My commitment to serving others has continued into other aspects of my life as well. During my first two years of undergraduate study I was a member of Alpha Phi Omega, a national service fraternity. While a member, I accumulated over 20 hours of service work per semester and had the opportunity to work in a number of different positions within the program. After my initiation I served one semester as the coordinator between our service program and the local Boy Scouts. I also spent a semester serving as VP of Service whose responsibility is to plan, organize, and execute all of the service events. Lastly, this December, I became a member of Alpha Beta Nu, our school's Engineering Honor Society after meeting the required number of service hours. This coming semester will be our first as a chapter and I'm looking forward to serving in a leadership position.

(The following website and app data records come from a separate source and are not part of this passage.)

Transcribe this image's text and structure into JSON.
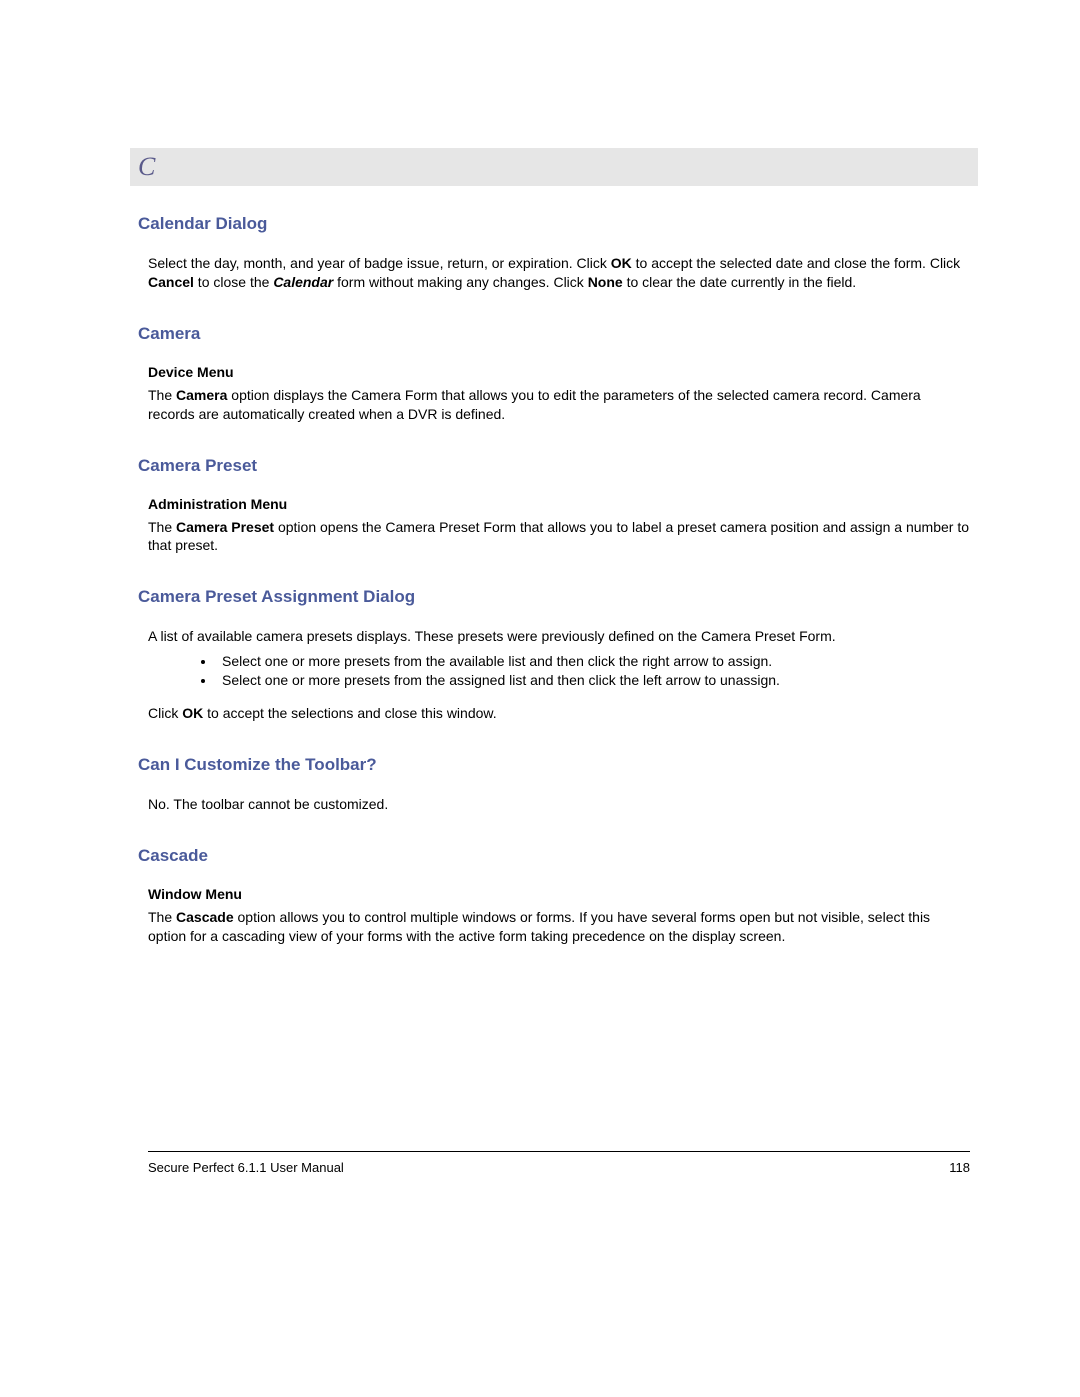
{
  "sectionLetter": "C",
  "sections": {
    "calendarDialog": {
      "heading": "Calendar Dialog",
      "p1_a": "Select the day, month, and year of badge issue, return, or expiration. Click ",
      "p1_ok": "OK",
      "p1_b": " to accept the selected date and close the form. Click ",
      "p1_cancel": "Cancel",
      "p1_c": " to close the ",
      "p1_cal": "Calendar",
      "p1_d": " form without making any changes. Click ",
      "p1_none": "None",
      "p1_e": " to clear the date currently in the field."
    },
    "camera": {
      "heading": "Camera",
      "sub": "Device Menu",
      "p1_a": "The ",
      "p1_bold": "Camera",
      "p1_b": " option displays the Camera Form that allows you to edit the parameters of the selected camera record. Camera records are automatically created when a DVR is defined."
    },
    "cameraPreset": {
      "heading": "Camera Preset",
      "sub": "Administration Menu",
      "p1_a": "The ",
      "p1_bold": "Camera Preset",
      "p1_b": " option opens the Camera Preset Form that allows you to label a preset camera position and assign a number to that preset."
    },
    "cameraPresetAssignment": {
      "heading": "Camera Preset Assignment Dialog",
      "p1": "A list of available camera presets displays. These presets were previously defined on the Camera Preset Form.",
      "bullets": [
        "Select one or more presets from the available list and then click the right arrow to assign.",
        "Select one or more presets from the assigned list and then click the left arrow to unassign."
      ],
      "p2_a": "Click ",
      "p2_ok": "OK",
      "p2_b": " to accept the selections and close this window."
    },
    "customize": {
      "heading": "Can I Customize the Toolbar?",
      "p1": "No. The toolbar cannot be customized."
    },
    "cascade": {
      "heading": "Cascade",
      "sub": "Window Menu",
      "p1_a": "The ",
      "p1_bold": "Cascade",
      "p1_b": " option allows you to control multiple windows or forms. If you have several forms open but not visible, select this option for a cascading view of your forms with the active form taking precedence on the display screen."
    }
  },
  "footer": {
    "left": "Secure Perfect 6.1.1 User Manual",
    "right": "118"
  }
}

Besides community service, I have gained a great deal of experience from working at Penn State Erie and the three internships I've spent with FirstEnergy. At Penn State Erie, I was a grader for both Thermodynamics and Fluid Dynamics for the Spring 2008 semester. In Fall 2008 I continued to grade for Fluid Dynamics and also taught Thermodynamics labs for the Mechanical Engineering Technology program. These experiences have helped me to see the faculty side of the Engineering program and have given me teaching experience that will be beneficial as I pursue my Masters and Doctorate. My internships at FirstEnergy included one summer working at various combustion turbine and hydro power plants and two summers of working at a coal power plant doing entry-level engineering work. I had the opportunity to work on a number of projects including setting up a system for indentifying leaks into a water storage reservoir by measuring the local water table and evaluating new technology for increasing the efficiency of the air heaters used to increase the overall efficiency of the power plant. The diversity of my work experiences has given me a deeper understanding of the different aspects of Engineering.
I'm confident that, if admitted to the Department of Mechanical Engineering at the University of Maryland, I will be successful academically and can greatly contribute to the all three of the research labs that I'm interested in. I work hard in everything that I do and strive for continuing improvement. My positive experiences in not only academics but also in my extracurricular activities coupled with the experience that I will gain from my undergraduate research will make me an asset to both the Department of Mechanical Engineering and the school as a whole. Thank you for taking the time to read my application and I look forward to attending the University of Maryland as a graduate student in Fall 2009.